#### [Work to be completed]
In the following material, identify every line holding the string "name" and return it.

#### [Working data]
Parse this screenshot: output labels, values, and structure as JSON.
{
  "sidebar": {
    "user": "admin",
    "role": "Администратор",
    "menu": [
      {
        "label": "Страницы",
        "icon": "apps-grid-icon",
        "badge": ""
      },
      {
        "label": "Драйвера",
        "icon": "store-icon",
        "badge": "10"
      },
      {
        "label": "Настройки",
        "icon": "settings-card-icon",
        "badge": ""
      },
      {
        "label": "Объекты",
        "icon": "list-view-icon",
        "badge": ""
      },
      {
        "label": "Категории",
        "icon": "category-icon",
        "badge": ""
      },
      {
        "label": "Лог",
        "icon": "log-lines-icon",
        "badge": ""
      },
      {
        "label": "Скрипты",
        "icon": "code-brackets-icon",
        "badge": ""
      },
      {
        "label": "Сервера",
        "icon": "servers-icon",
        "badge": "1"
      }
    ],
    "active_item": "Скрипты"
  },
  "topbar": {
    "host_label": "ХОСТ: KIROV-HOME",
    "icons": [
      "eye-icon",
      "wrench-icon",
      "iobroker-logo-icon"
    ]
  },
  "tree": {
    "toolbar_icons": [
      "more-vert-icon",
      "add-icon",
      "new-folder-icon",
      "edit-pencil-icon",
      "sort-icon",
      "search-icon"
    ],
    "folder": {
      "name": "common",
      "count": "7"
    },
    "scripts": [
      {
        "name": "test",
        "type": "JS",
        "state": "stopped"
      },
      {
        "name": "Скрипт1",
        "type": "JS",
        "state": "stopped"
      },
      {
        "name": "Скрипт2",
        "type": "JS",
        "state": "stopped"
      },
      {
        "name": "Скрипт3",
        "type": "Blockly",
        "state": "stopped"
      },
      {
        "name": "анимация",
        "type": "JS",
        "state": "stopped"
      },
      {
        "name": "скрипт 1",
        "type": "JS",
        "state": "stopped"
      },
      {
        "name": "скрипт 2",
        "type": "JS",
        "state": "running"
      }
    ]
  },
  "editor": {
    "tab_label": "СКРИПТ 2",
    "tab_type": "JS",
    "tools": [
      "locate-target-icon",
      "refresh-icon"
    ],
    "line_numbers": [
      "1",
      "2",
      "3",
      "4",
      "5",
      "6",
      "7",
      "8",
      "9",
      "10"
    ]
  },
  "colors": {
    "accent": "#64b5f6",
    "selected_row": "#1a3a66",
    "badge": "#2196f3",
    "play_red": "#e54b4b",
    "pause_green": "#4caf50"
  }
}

#### [Solution]
      "name": "common",
        "name": "test",
        "name": "Скрипт1",
        "name": "Скрипт2",
        "name": "Скрипт3",
        "name": "анимация",
        "name": "скрипт 1",
        "name": "скрипт 2",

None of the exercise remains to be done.